• **WHAT IS NEEDED**:
Copy every entry verbatim and skip the pictures.

(RECORDS PROVIDED Opens)

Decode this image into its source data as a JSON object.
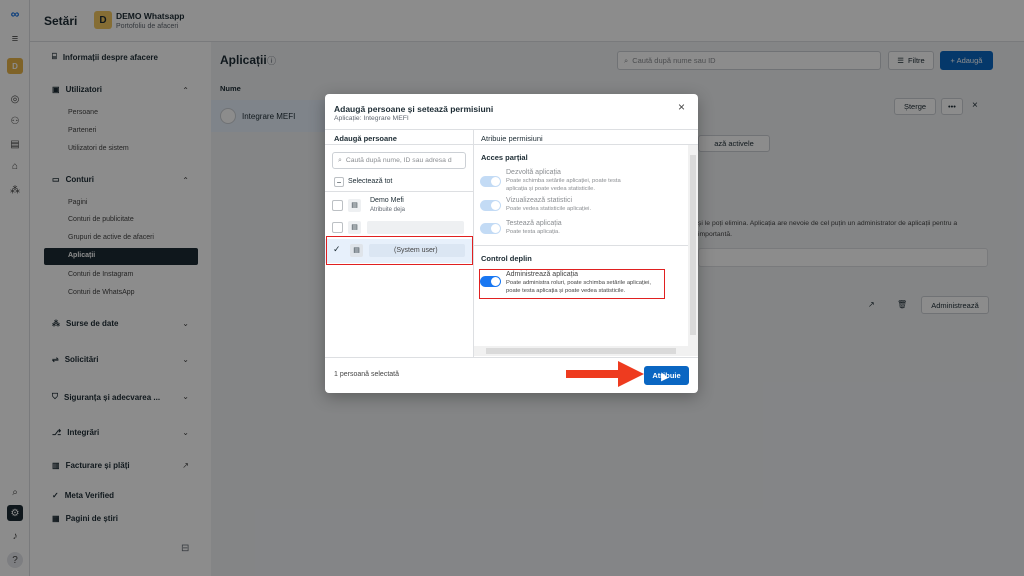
{
  "header": {
    "settings_title": "Setări",
    "account_initial": "D",
    "account_name": "DEMO Whatsapp",
    "account_sub": "Portofoliu de afaceri"
  },
  "sidebar": {
    "business_info": "Informații despre afacere",
    "users": "Utilizatori",
    "users_items": [
      "Persoane",
      "Parteneri",
      "Utilizatori de sistem"
    ],
    "accounts": "Conturi",
    "accounts_items": [
      "Pagini",
      "Conturi de publicitate",
      "Grupuri de active de afaceri",
      "Aplicații",
      "Conturi de Instagram",
      "Conturi de WhatsApp"
    ],
    "data_sources": "Surse de date",
    "requests": "Solicitări",
    "safety": "Siguranța și adecvarea ...",
    "integrations": "Integrări",
    "billing": "Facturare și plăți",
    "meta_verified": "Meta Verified",
    "news_pages": "Pagini de știri"
  },
  "main": {
    "title": "Aplicații",
    "search_placeholder": "Caută după nume sau ID",
    "filter_label": "Filtre",
    "add_label": "+ Adaugă",
    "col_name": "Nume",
    "app_row": "Integrare MEFI",
    "delete_label": "Șterge",
    "more_label": "•••",
    "assets_label": "ază activele",
    "info_text_1": "și le poți elimina. Aplicația are nevoie de cel puțin un administrator de aplicații pentru a",
    "info_text_2": "importantă.",
    "manage_label": "Administrează"
  },
  "modal": {
    "title": "Adaugă persoane și setează permisiuni",
    "subtitle": "Aplicație: Integrare MEFI",
    "left_header": "Adaugă persoane",
    "right_header": "Atribuie permisiuni",
    "search_placeholder": "Caută după nume, ID sau adresa d",
    "select_all": "Selectează tot",
    "people": [
      {
        "name": "Demo Mefi",
        "sub": "Atribuite deja"
      },
      {
        "name": "",
        "sub": ""
      },
      {
        "name": "(System user)",
        "sub": ""
      }
    ],
    "partial_header": "Acces parțial",
    "partial": [
      {
        "title": "Dezvoltă aplicația",
        "desc": "Poate schimba setările aplicației, poate testa aplicația și poate vedea statisticile."
      },
      {
        "title": "Vizualizează statistici",
        "desc": "Poate vedea statisticile aplicației."
      },
      {
        "title": "Testează aplicația",
        "desc": "Poate testa aplicația."
      }
    ],
    "full_header": "Control deplin",
    "full": {
      "title": "Administrează aplicația",
      "desc": "Poate administra roluri, poate schimba setările aplicației, poate testa aplicația și poate vedea statisticile."
    },
    "selected_count": "1 persoană selectată",
    "assign_label": "Atribuie",
    "close_label": "×"
  },
  "colors": {
    "primary": "#0a66c2",
    "highlight": "#e02020",
    "arrow": "#ee3b1f"
  }
}
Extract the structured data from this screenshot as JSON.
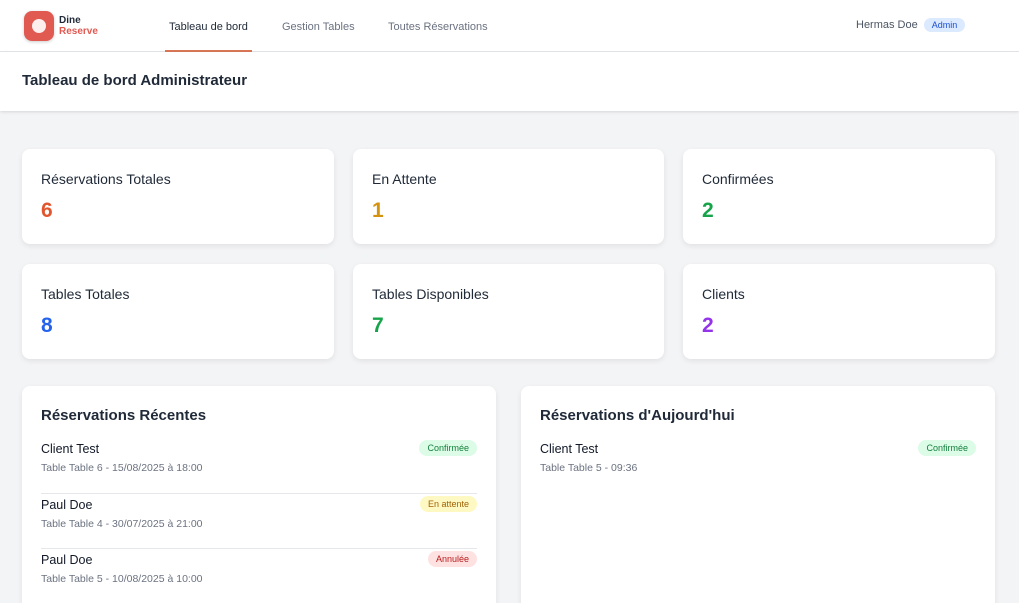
{
  "brand": {
    "line1": "Dine",
    "line2": "Reserve"
  },
  "nav": {
    "tabs": [
      "Tableau de bord",
      "Gestion Tables",
      "Toutes Réservations"
    ]
  },
  "user": {
    "name": "Hermas Doe",
    "role": "Admin"
  },
  "header": {
    "title": "Tableau de bord Administrateur"
  },
  "stats": [
    {
      "label": "Réservations Totales",
      "value": "6",
      "color": "#e0562e"
    },
    {
      "label": "En Attente",
      "value": "1",
      "color": "#d4930f"
    },
    {
      "label": "Confirmées",
      "value": "2",
      "color": "#16a34a"
    },
    {
      "label": "Tables Totales",
      "value": "8",
      "color": "#2563eb"
    },
    {
      "label": "Tables Disponibles",
      "value": "7",
      "color": "#16a34a"
    },
    {
      "label": "Clients",
      "value": "2",
      "color": "#9333ea"
    }
  ],
  "recent": {
    "title": "Réservations Récentes",
    "items": [
      {
        "name": "Client Test",
        "details": "Table Table 6 - 15/08/2025 à 18:00",
        "status": "Confirmée",
        "status_type": "confirmed"
      },
      {
        "name": "Paul Doe",
        "details": "Table Table 4 - 30/07/2025 à 21:00",
        "status": "En attente",
        "status_type": "pending"
      },
      {
        "name": "Paul Doe",
        "details": "Table Table 5 - 10/08/2025 à 10:00",
        "status": "Annulée",
        "status_type": "cancelled"
      }
    ]
  },
  "today": {
    "title": "Réservations d'Aujourd'hui",
    "items": [
      {
        "name": "Client Test",
        "details": "Table Table 5 - 09:36",
        "status": "Confirmée",
        "status_type": "confirmed"
      }
    ]
  },
  "status_colors": {
    "confirmed": {
      "bg": "#dcfce7",
      "fg": "#15803d"
    },
    "pending": {
      "bg": "#fef9c3",
      "fg": "#a16207"
    },
    "cancelled": {
      "bg": "#fee2e2",
      "fg": "#b91c1c"
    }
  }
}
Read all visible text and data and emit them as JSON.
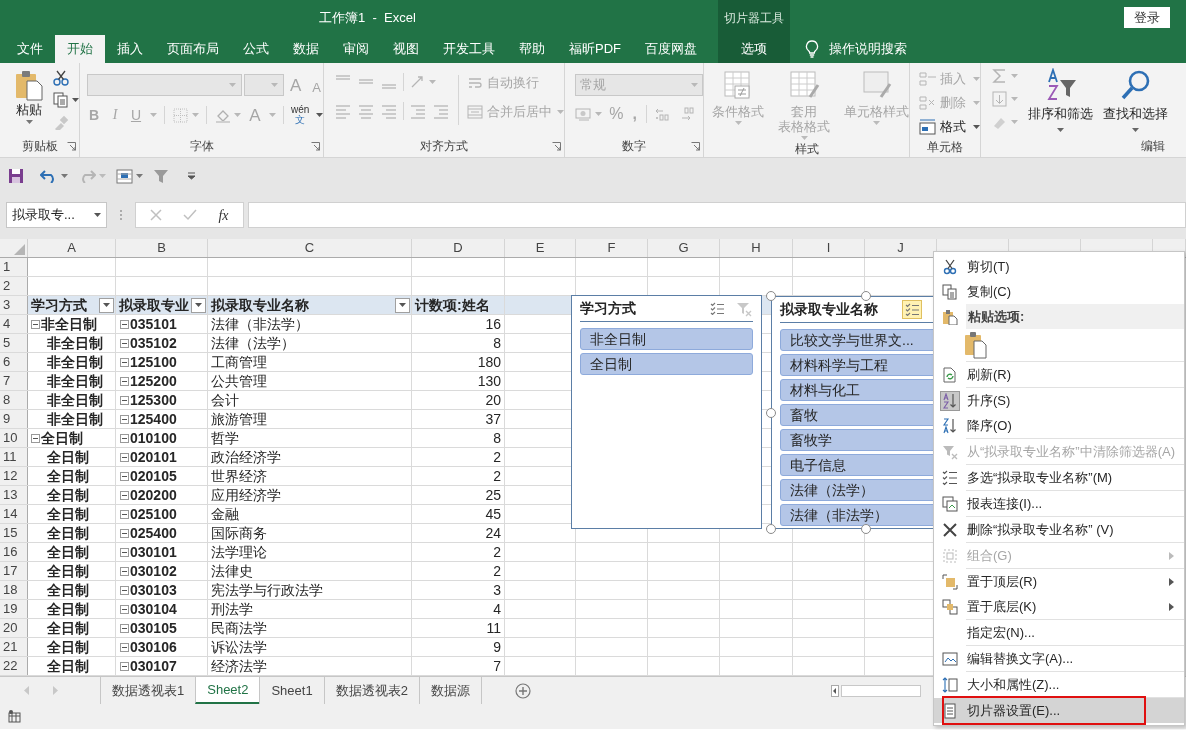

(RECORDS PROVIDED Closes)

• **WRITTEN RESPONSE**:
Decode this image into its source data as a JSON object.
{
  "header": {
    "settings_title": "Setări",
    "account_initial": "D",
    "account_name": "DEMO Whatsapp",
    "account_sub": "Portofoliu de afaceri"
  },
  "sidebar": {
    "business_info": "Informații despre afacere",
    "users": "Utilizatori",
    "users_items": [
      "Persoane",
      "Parteneri",
      "Utilizatori de sistem"
    ],
    "accounts": "Conturi",
    "accounts_items": [
      "Pagini",
      "Conturi de publicitate",
      "Grupuri de active de afaceri",
      "Aplicații",
      "Conturi de Instagram",
      "Conturi de WhatsApp"
    ],
    "data_sources": "Surse de date",
    "requests": "Solicitări",
    "safety": "Siguranța și adecvarea ...",
    "integrations": "Integrări",
    "billing": "Facturare și plăți",
    "meta_verified": "Meta Verified",
    "news_pages": "Pagini de știri"
  },
  "main": {
    "title": "Aplicații",
    "search_placeholder": "Caută după nume sau ID",
    "filter_label": "Filtre",
    "add_label": "+ Adaugă",
    "col_name": "Nume",
    "app_row": "Integrare MEFI",
    "delete_label": "Șterge",
    "more_label": "•••",
    "assets_label": "ază activele",
    "info_text_1": "și le poți elimina. Aplicația are nevoie de cel puțin un administrator de aplicații pentru a",
    "info_text_2": "importantă.",
    "manage_label": "Administrează"
  },
  "modal": {
    "title": "Adaugă persoane și setează permisiuni",
    "subtitle": "Aplicație: Integrare MEFI",
    "left_header": "Adaugă persoane",
    "right_header": "Atribuie permisiuni",
    "search_placeholder": "Caută după nume, ID sau adresa d",
    "select_all": "Selectează tot",
    "people": [
      {
        "name": "Demo Mefi",
        "sub": "Atribuite deja"
      },
      {
        "name": "",
        "sub": ""
      },
      {
        "name": "(System user)",
        "sub": ""
      }
    ],
    "partial_header": "Acces parțial",
    "partial": [
      {
        "title": "Dezvoltă aplicația",
        "desc": "Poate schimba setările aplicației, poate testa aplicația și poate vedea statisticile."
      },
      {
        "title": "Vizualizează statistici",
        "desc": "Poate vedea statisticile aplicației."
      },
      {
        "title": "Testează aplicația",
        "desc": "Poate testa aplicația."
      }
    ],
    "full_header": "Control deplin",
    "full": {
      "title": "Administrează aplicația",
      "desc": "Poate administra roluri, poate schimba setările aplicației, poate testa aplicația și poate vedea statisticile."
    },
    "selected_count": "1 persoană selectată",
    "assign_label": "Atribuie",
    "close_label": "×"
  },
  "colors": {
    "primary": "#0a66c2",
    "highlight": "#e02020",
    "arrow": "#ee3b1f"
  }
}
Extract the structured data from this screenshot as JSON.
{
  "brand": {
    "line1": "Dine",
    "line2": "Reserve"
  },
  "nav": {
    "tabs": [
      "Tableau de bord",
      "Gestion Tables",
      "Toutes Réservations"
    ]
  },
  "user": {
    "name": "Hermas Doe",
    "role": "Admin"
  },
  "header": {
    "title": "Tableau de bord Administrateur"
  },
  "stats": [
    {
      "label": "Réservations Totales",
      "value": "6",
      "color": "#e0562e"
    },
    {
      "label": "En Attente",
      "value": "1",
      "color": "#d4930f"
    },
    {
      "label": "Confirmées",
      "value": "2",
      "color": "#16a34a"
    },
    {
      "label": "Tables Totales",
      "value": "8",
      "color": "#2563eb"
    },
    {
      "label": "Tables Disponibles",
      "value": "7",
      "color": "#16a34a"
    },
    {
      "label": "Clients",
      "value": "2",
      "color": "#9333ea"
    }
  ],
  "recent": {
    "title": "Réservations Récentes",
    "items": [
      {
        "name": "Client Test",
        "details": "Table Table 6 - 15/08/2025 à 18:00",
        "status": "Confirmée",
        "status_type": "confirmed"
      },
      {
        "name": "Paul Doe",
        "details": "Table Table 4 - 30/07/2025 à 21:00",
        "status": "En attente",
        "status_type": "pending"
      },
      {
        "name": "Paul Doe",
        "details": "Table Table 5 - 10/08/2025 à 10:00",
        "status": "Annulée",
        "status_type": "cancelled"
      }
    ]
  },
  "today": {
    "title": "Réservations d'Aujourd'hui",
    "items": [
      {
        "name": "Client Test",
        "details": "Table Table 5 - 09:36",
        "status": "Confirmée",
        "status_type": "confirmed"
      }
    ]
  },
  "status_colors": {
    "confirmed": {
      "bg": "#dcfce7",
      "fg": "#15803d"
    },
    "pending": {
      "bg": "#fef9c3",
      "fg": "#a16207"
    },
    "cancelled": {
      "bg": "#fee2e2",
      "fg": "#b91c1c"
    }
  }
}
Read all visible text and data and emit them as JSON.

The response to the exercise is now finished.